Whether or not this practice is engage upon intentionally really only depends on the director and performer dynamic. The way to know if it was the performance is being able to understand the story behind the performer. A great example, an all time great example is Gene Kelly.
Everyone thinks of Gene Kelly’s performance in Singing in the Rain. The iconic sequence in Singing in the Rain where Gene Kelly is climbing all over light posts, dancing and singing while in the middle of a downpour is an all time great moment. What makes that moment even greater is the fact that Gene Kelly was suffering from a fever of 103.
All time great indeed!
One of the biggest villains in animated film history is the evil Lord Farquuad from Shrek. Like every villain it’s assumed he has some sort of back-story. The back-story is actually Michael Eisner, former Disney CEO. The story there is that Jeffrey Katzenberg hated Eisner, who in turn referred to him as an “ evil midget.”
Farguaad must have been a compromise between the midget nature of Katzenberg and the square, hero like jaw of Eisner. In a way Lord Farquaad is the best of two bad worlds. The character is a memorable villain so it doesn’t say a lot for Katzenberg or Eisner.
If you ask anyone who their favorite James Bond is chances are that you will get a universal response in favor of the legendary Sean Connery. The reason for Sean Connery’s popularity is twofold, his machismo and on top of that his portrayal of the cool spy.

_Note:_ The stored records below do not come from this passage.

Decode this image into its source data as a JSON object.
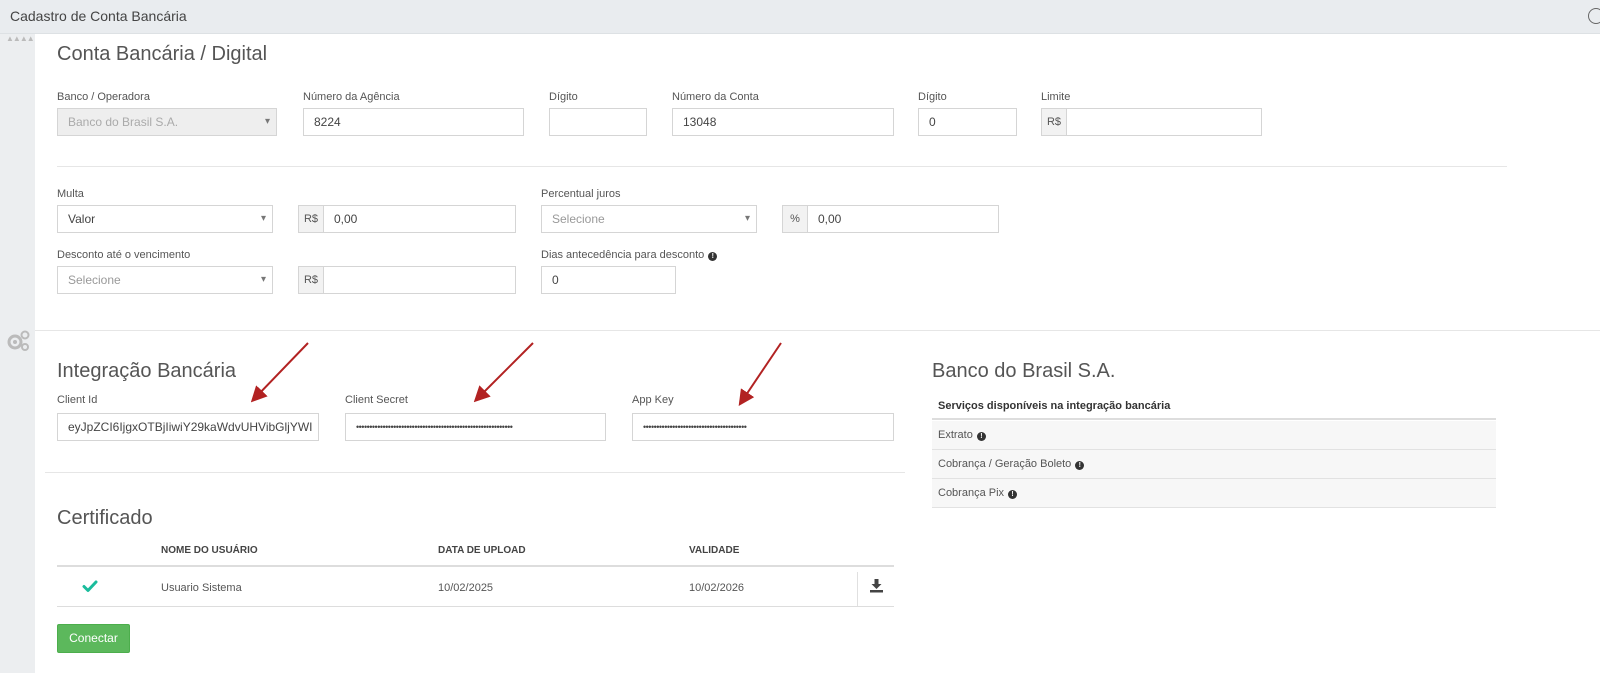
{
  "window": {
    "title": "Cadastro de Conta Bancária"
  },
  "conta": {
    "heading": "Conta Bancária / Digital",
    "banco": {
      "label": "Banco / Operadora",
      "value": "Banco do Brasil S.A."
    },
    "agencia": {
      "label": "Número da Agência",
      "value": "8224"
    },
    "digito_agencia": {
      "label": "Dígito",
      "value": ""
    },
    "conta": {
      "label": "Número da Conta",
      "value": "13048"
    },
    "digito_conta": {
      "label": "Dígito",
      "value": "0"
    },
    "limite": {
      "label": "Limite",
      "prefix": "R$",
      "value": ""
    }
  },
  "cobranca": {
    "multa": {
      "label": "Multa",
      "type": "Valor",
      "prefix": "R$",
      "value": "0,00"
    },
    "juros": {
      "label": "Percentual juros",
      "type": "Selecione",
      "prefix": "%",
      "value": "0,00"
    },
    "desconto": {
      "label": "Desconto até o vencimento",
      "type": "Selecione",
      "prefix": "R$",
      "value": ""
    },
    "dias": {
      "label": "Dias antecedência para desconto",
      "value": "0"
    }
  },
  "integracao": {
    "heading": "Integração Bancária",
    "client_id": {
      "label": "Client Id",
      "value": "eyJpZCI6IjgxOTBjIiwiY29kaWdvUHVibGljYWI"
    },
    "client_secret": {
      "label": "Client Secret",
      "value": "•••••••••••••••••••••••••••••••••••••••••••••••••••••••••••"
    },
    "app_key": {
      "label": "App Key",
      "value": "•••••••••••••••••••••••••••••••••••••••"
    }
  },
  "banco_info": {
    "heading": "Banco do Brasil S.A.",
    "services_header": "Serviços disponíveis na integração bancária",
    "services": [
      "Extrato",
      "Cobrança / Geração Boleto",
      "Cobrança Pix"
    ]
  },
  "certificado": {
    "heading": "Certificado",
    "columns": [
      "NOME DO USUÁRIO",
      "DATA DE UPLOAD",
      "VALIDADE"
    ],
    "rows": [
      {
        "nome": "Usuario Sistema",
        "upload": "10/02/2025",
        "validade": "10/02/2026"
      }
    ],
    "connect_label": "Conectar"
  },
  "colors": {
    "accent_green": "#5cb85c",
    "check_teal": "#1abc9c",
    "arrow_red": "#b22222"
  },
  "icons": [
    "window-control-icon",
    "collapse-handle-icon",
    "gears-icon",
    "info-icon",
    "checkmark-icon",
    "download-icon"
  ]
}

Something interesting to note about Connery is that he was wearing a hairpiece through his entire run as the British super spy. Sean Connery would eventually toss the wig out the window and continue his highly respected trajectory as a film Icon but it was the Bond role, wig included, that made him a star.
The film Independence Day is a summer blockbuster classic that established Will Smith as a major box office commodity. The film is basically about a bunch of good guys getting together and saving the planet from a decidedly lethal alien invasion. Yes the plot of the film is somewhat generic but the film was written and shot in a way that generated real interest.
An unknown fact about Independence Day is the fact that James Brown played a part in it. James Brown did not perform nor did he use his super powers as godfather of soul in order to help. Using James Brown’s voice, screaming, created the sound of weapons exploding in the alien spaceship.
Wow, HEY, get down now!
Avatar is by and large on of the biggest hits in the history of cinema. With mixing some incredible 3D effects and creating some crazy worlds the film touched on new and amazing territory. Avatar is a great film that touches on a million subjects from the environment to relationships between different beings. The general social commentary of that film only enhanced the incredible visuals, a rarity in film.
A funny fact about this classic is that it was almost released ten years before. The film was due to be released in 1999 but at that time the budget of the film would have been a staggering 400 million dollars. One has to wonder what Avatar would have been like if Cameron had gone ahead, ten years and a different cast may not have gelled nearly as well.
When it comes to well loved classics, 1984’s Ghostbusters is right near the top of the list. The film was a hit taking in over 200 million at the box office and spawning a licensing bonanza that included toys, clothes, music, cartoons, and a sequel. The story of Ghostbusters was originally set in the future.
The profession of ghost busting was actually like that of a paramedic or police officer. It’s fair to assume that this was changed because the story wouldn’t have been quite as exciting. The part about Ghostbusters that made it fun was the aspect of four scientists doing something that only they were capable of doing and no one else. Thank goodness for re writes!
Who you gonna call? Not the paramedics.